With optimism in slightly greater supply this year than last, it's a good bet that manufacturing and R&D facilities will finally produce more than echoes and dust in 2004. This issue of WDM Solutions celebrates this change by reintroducing a pair of concepts with which you and certainly your bosses may no longer be familiar: capital equipment purchasing and new-product design.
In the area of capital equipment, our cover story (page 2) presents a brief tutorial on how to determine the right alignment system for your application. Yes, points out Samuel Miller of Newport Corp., everyone likes a bargain. But just as your company's salespeople are telling carriers that capital spending now can save operating expenditures later, the same holds true for the production equipment you may be considering. Features that improve process yield and cycle time considerations are usually worth the extra investment, provided you know which embodiments of these features apply to your particular requirements. Miller says that motion control, mechanical design, and thermal load management represent the three main areas you should examine when evaluating an alignment system.

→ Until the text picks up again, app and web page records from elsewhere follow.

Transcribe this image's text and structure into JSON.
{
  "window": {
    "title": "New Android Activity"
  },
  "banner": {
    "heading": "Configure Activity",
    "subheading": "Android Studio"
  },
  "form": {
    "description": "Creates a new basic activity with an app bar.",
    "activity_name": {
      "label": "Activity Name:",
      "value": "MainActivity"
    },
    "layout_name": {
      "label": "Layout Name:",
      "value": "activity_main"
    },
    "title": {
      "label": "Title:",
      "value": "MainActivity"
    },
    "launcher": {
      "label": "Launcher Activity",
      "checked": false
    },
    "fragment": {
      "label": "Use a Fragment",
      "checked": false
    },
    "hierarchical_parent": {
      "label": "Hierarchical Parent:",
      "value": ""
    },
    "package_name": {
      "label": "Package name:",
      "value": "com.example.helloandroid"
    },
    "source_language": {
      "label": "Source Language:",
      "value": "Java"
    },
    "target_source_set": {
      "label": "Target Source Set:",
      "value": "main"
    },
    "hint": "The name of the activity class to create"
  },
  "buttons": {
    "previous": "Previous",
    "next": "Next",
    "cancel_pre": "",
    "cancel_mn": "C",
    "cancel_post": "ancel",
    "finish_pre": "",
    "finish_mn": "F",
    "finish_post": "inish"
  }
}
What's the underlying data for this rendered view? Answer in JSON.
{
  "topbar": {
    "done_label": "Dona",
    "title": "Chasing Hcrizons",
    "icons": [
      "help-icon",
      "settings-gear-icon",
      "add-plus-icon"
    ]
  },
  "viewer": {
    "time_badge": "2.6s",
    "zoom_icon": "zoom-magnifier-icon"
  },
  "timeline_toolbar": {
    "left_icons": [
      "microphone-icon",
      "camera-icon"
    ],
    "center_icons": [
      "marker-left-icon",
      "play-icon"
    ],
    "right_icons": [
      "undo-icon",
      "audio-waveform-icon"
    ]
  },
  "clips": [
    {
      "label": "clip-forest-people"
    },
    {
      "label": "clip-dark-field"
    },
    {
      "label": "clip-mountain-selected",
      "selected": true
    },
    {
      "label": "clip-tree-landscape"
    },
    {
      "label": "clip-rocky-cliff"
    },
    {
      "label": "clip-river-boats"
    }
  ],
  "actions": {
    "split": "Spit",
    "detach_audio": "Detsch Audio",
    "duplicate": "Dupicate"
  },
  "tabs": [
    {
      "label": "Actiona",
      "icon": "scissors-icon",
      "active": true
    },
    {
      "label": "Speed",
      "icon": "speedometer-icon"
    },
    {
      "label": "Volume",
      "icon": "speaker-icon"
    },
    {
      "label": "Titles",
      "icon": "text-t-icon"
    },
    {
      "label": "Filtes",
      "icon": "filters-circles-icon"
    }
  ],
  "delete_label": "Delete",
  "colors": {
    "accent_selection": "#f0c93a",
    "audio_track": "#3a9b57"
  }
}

Meanwhile, the trend toward outsourcing and off-the-shelf components has saved many companies money and time-to-market. However, it potentially closes the door on the opportunities that electronics engineers have exploited in the area of system-on-a-chip (SoC), particularly outside of optical communications. On page 6, Scott T. Wilkinson of startup Parama Networks describes how design engineers might apply SoC concepts to optical communications—and why they'd want to. Of course, most SoC development has usually required an in-house ASIC team. Don't have one? Scott has an answer for that.
Such articles might have seemed little more than nostalgic a year ago. However, the time has come to discuss the consequences of another nearly forgotten concept: revenue. While the outlandish spending on resources during the bubble should never be repeated, vendors do need to ensure that they are ready to meet customer requirements when spending picks up in the next 18–24 months—if not sooner. A rising tide may float all boats, but not if your company's boat springs a leak from disuse.
Editorial Director/Associate Publisher